Sir David Higgins, chairman of HS2 Ltd, is today expected to announce some cost savings for High Speed 2 , the north-south high-speed rail link the UK government proposes to build. If press reports are accurate, then these ‘savings’ carry a good deal of spin and are a sad sign of the continued unnecessary political game-playing around the project.
The Financial Times reported last week that Sir David’s cost savings would come mainly from having a large-scale redevelopment of Euston station, HS2’s London terminus. This could then be paid for entirely by property developers would would recoup their investment from renting out commercial space above and around the new station.

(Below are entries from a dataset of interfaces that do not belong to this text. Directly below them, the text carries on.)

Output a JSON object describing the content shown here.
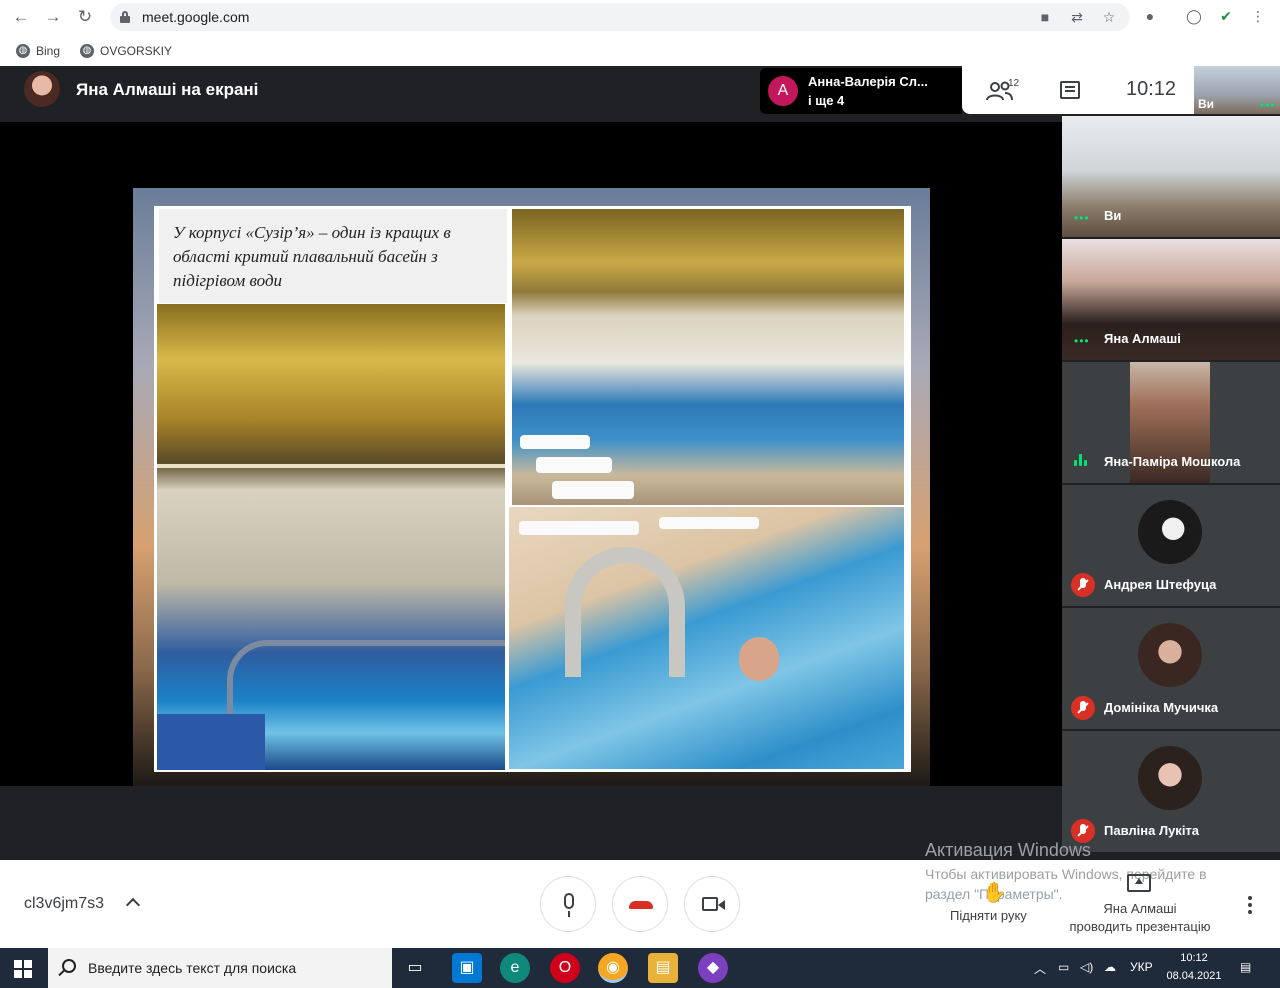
{
  "browser": {
    "url": "meet.google.com",
    "bookmarks": [
      {
        "label": "Bing"
      },
      {
        "label": "OVGORSKIY"
      }
    ]
  },
  "meet": {
    "presenter_title": "Яна Алмаші на екрані",
    "active_speaker": {
      "initial": "A",
      "name": "Анна-Валерія Сл...",
      "more": "і ще 4",
      "avatar_color": "#c2185b"
    },
    "participant_count": "12",
    "clock": "10:12",
    "self_label": "Ви",
    "slide": {
      "caption": "У корпусі «Сузір’я» – один із кращих в області критий плавальний басейн з підігрівом води"
    },
    "tiles": [
      {
        "name": "Ви",
        "state": "self-video"
      },
      {
        "name": "Яна Алмаші",
        "state": "video"
      },
      {
        "name": "Яна-Паміра Мошкола",
        "state": "speaking"
      },
      {
        "name": "Андрея Штефуца",
        "state": "muted"
      },
      {
        "name": "Домініка Мучичка",
        "state": "muted"
      },
      {
        "name": "Павліна Лукіта",
        "state": "muted"
      }
    ],
    "meeting_code": "cl3v6jm7s3",
    "raise_hand_label": "Підняти руку",
    "presenting_label_1": "Яна Алмаші",
    "presenting_label_2": "проводить презентацію",
    "accent_red": "#d93025",
    "accent_green": "#00e676"
  },
  "watermark": {
    "line1": "Активация Windows",
    "line2": "Чтобы активировать Windows, перейдите в раздел \"Параметры\"."
  },
  "taskbar": {
    "search_placeholder": "Введите здесь текст для поиска",
    "language": "УКР",
    "time": "10:12",
    "date": "08.04.2021"
  }
}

Alas, this idea is nothing new. This month’s Modern Railways magazine carries an article by me in which I interview Beth West, HS2’s commercial director. Magazines being what they are, the actual interview took place in February, and indeed on the same day Ms West met Sir David, who’d just joined HS2 Ltd, for the first time. So he hadn’t had much time to prepare his report. The article says:
“As with Crossrail, HS2 Ltd also intends to engage the private sector in contributing to the construction cost of stations.”

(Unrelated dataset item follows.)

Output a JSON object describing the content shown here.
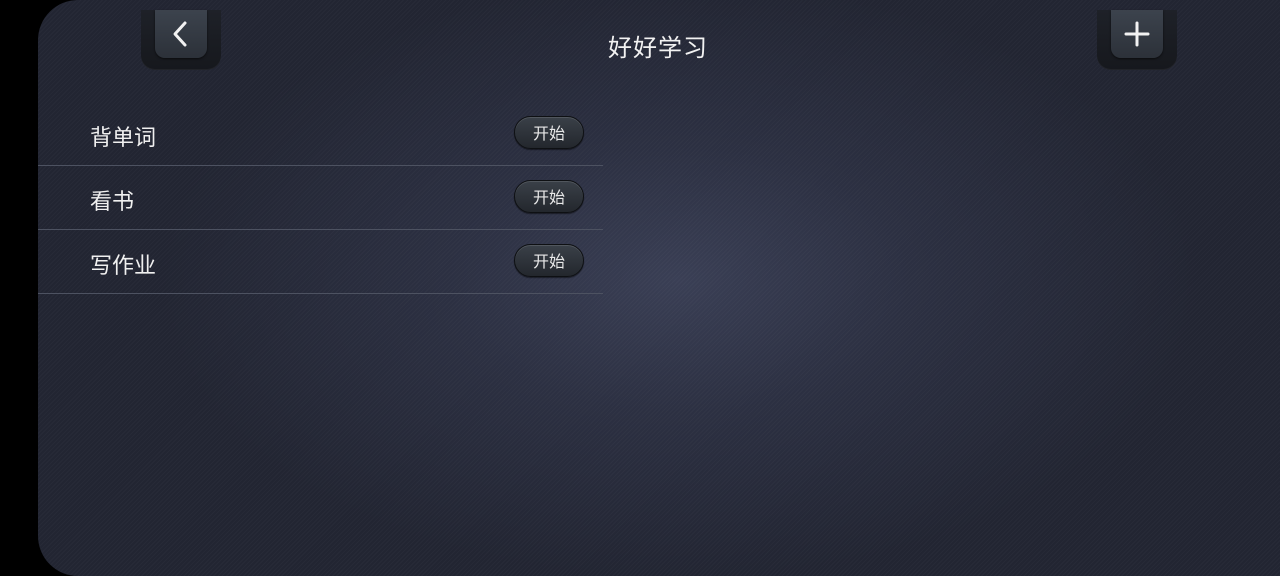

That’s a very cramped way (I was, like all journalists, struggling with the word count) of expressing that the plan has always been to get property developers to help pay for the cost of stations. That is what is happening with Crossrail, and it’s what was going to happen with Euston already. And since HS2 will have bigger stations than Crossrail, with more commercial development, the contributions will naturally be bigger. To argue that a bigger Euston HS2 station than previously planned would paradoxically cost the taxpayer less, because it would attract greater private sector investment, is not entirely implausible, but it’s misleading to suggest this idea has been plucked out of nowhere.
If I sound cynical, remember that the government has already tried to spin mythical cost savings about HS2. Last month, I blogged exclusively that they had briefed the media on a supposed £10 billion saving for HS2, which simply involved doing what they intended to do all along (sell a concession to operate the line to the private sector).
Besides, it’s not hard to see where the motivation for such spin comes from. Only yesterday, the Labour Party’s Ed Balls, who is set to be chancellor if his party wins the next election, was demanding that the cost of the HS2 project be reduced. These ‘savings’ look uncomfortably like they’re designed to ensure a cosy cross-party agreement.
More on the costs of HS2 here.